  6. Oliva PB, Hammill SC, Talano JV. T wave changes consistent with epicardial involvement in acute myocardial infarction. Observations in patients with a postinfarction pericardial effusion without clinically recognized postinfarction pericarditis. J Am Coll Cardiol 1994; 24:1073.
  7. Figueras J, Juncal A, Carballo J, et al. Nature and progression of pericardial effusion in patients with a first myocardial infarction: relationship to age and free wall rupture. Am Heart J 2002; 144:251.
  8. Figueras J, Barrabés JA, Serra V, et al. Hospital outcome of moderate to severe pericardial effusion complicating ST-elevation acute myocardial infarction. Circulation 2010; 122:1902.
  9. O'Gara PT, Kushner FG, Ascheim DD, et al. 2013 ACCF/AHA guideline for the management of ST-elevation myocardial infarction: a report of the American College of Cardiology Foundation/American Heart Association Task Force on Practice Guidelines. Circulation 2013; 127:e362.
  10. Hammerman H, Alker KJ, Schoen FJ, Kloner RA. Morphologic and functional effects of piroxicam on myocardial scar formation after coronary occlusion in dogs. Am J Cardiol 1984; 53:604.

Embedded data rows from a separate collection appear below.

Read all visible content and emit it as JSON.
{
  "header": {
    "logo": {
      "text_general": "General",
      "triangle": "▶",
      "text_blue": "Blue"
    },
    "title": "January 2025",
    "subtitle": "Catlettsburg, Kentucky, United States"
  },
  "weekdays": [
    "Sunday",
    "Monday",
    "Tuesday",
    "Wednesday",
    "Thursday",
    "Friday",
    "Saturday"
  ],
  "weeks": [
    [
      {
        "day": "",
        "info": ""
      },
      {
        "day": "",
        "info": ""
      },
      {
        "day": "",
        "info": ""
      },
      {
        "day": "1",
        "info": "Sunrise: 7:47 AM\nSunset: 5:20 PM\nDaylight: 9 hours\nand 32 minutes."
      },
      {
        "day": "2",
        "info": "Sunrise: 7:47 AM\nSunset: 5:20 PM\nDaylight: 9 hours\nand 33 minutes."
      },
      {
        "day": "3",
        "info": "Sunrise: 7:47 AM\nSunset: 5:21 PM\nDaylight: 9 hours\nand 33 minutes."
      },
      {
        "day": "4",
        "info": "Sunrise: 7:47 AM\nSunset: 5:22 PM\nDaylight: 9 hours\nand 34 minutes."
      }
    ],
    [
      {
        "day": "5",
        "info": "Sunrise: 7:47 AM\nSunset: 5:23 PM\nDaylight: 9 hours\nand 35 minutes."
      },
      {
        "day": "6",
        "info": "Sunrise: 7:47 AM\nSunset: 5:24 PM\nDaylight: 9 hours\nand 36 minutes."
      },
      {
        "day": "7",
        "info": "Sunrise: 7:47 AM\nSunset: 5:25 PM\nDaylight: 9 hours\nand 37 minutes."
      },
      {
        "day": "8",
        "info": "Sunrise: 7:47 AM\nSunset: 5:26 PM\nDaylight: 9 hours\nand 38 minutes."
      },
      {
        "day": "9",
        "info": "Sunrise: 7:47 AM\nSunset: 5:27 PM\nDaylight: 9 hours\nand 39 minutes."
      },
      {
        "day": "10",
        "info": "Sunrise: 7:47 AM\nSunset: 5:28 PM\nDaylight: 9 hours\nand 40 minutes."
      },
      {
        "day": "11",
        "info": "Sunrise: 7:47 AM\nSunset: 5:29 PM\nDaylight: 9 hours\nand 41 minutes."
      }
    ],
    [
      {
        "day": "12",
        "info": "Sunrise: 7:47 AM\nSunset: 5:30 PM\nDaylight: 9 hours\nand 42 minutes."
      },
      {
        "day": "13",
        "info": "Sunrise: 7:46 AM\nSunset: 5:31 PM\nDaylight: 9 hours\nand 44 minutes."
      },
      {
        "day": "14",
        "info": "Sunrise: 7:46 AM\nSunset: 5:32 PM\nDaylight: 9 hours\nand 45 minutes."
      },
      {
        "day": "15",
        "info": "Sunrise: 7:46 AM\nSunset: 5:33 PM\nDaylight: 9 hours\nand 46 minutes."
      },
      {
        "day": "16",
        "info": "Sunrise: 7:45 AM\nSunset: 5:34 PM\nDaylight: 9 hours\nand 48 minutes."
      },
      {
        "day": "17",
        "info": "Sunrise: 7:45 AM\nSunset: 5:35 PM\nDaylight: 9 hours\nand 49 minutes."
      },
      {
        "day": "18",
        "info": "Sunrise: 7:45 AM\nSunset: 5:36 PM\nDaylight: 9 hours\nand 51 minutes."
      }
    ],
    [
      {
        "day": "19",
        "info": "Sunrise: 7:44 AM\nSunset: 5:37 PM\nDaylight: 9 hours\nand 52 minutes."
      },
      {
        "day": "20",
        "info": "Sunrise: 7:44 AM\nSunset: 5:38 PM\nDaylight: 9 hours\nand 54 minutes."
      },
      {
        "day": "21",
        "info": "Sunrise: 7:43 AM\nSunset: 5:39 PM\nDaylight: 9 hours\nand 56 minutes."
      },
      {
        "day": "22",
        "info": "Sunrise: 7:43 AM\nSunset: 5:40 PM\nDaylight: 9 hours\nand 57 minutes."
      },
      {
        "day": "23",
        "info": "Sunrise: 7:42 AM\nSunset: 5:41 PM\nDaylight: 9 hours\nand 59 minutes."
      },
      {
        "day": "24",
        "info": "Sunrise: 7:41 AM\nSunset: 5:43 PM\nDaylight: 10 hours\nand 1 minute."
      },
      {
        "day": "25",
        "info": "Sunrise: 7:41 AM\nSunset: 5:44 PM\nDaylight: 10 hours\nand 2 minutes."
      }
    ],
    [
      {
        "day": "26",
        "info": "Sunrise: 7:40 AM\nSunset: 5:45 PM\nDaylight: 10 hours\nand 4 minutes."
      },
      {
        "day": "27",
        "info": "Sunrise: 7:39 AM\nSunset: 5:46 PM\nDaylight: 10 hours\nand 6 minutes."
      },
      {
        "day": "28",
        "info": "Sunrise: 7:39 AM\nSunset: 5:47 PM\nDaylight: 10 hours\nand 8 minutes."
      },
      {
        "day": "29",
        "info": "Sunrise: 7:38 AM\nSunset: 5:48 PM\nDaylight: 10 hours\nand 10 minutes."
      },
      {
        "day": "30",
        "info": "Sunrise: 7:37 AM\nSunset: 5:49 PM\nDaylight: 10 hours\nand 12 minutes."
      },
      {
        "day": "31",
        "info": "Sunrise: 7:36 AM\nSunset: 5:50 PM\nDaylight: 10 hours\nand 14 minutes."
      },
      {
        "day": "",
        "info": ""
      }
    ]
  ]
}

  11. Silverman HS, Pfeifer MP. Relation between use of anti-inflammatory agents and left ventricular free wall rupture during acute myocardial infarction. Am J Cardiol 1987; 59:363.
  12. Roberts R, DeMello V, Sobel BE. Deleterious effects of methylprednisolone in patients with myocardial infarction. Circulation 1976; 53:I204.
  13. Stubbs DF. Post-acute myocardial infarction symptomatic pericarditis (PAMISP): report on a large series and the effect of methylprednisolone therapy. J Int Med Res 1986; 14 Suppl 1:25.
  14. Galve E, Garcia-Del-Castillo H, Evangelista A, et al. Pericardial effusion in the course of myocardial infarction: incidence, natural history, and clinical relevance. Circulation 1986; 73:294.
  15. Sugiura T, Iwasaka T, Takayama Y, et al. Factors associated with pericardial effusion in acute Q wave myocardial infarction. Circulation 1990; 81:477.
  16. Sugiura T, Iwasaka T, Tarumi N, et al. Clinical significance of pericardial effusion in Q-wave inferior wall acute myocardial infarction. Am J Cardiol 1994; 73:862.
  17. Sugiura T, Iwasaka T, Takehana K, et al. Clinical significance of pericardial effusion associated with pericarditis in acute Q-wave anterior myocardial infarction. Chest 1993; 104:415.
  18. Widimský P, Gregor P. Pericardial involvement during the course of myocardial infarction. A long-term clinical and echocardiographic study. Chest 1995; 108:89.
  19. Belkin RN, Mark DB, Aronson L, et al. Pericardial effusion after intravenous recombinant tissue-type plasminogen activator for acute myocardial infarction. Am J Cardiol 1991; 67:496.
  20. Patel MR, Meine TJ, Lindblad L, et al. Cardiac tamponade in the fibrinolytic era: analysis of >100,000 patients with ST-segment elevation myocardial infarction. Am Heart J 2006; 151:316.
  21. Beck, CS . Two cardiac compression triads. J Am Med Assoc 1935; 104:714.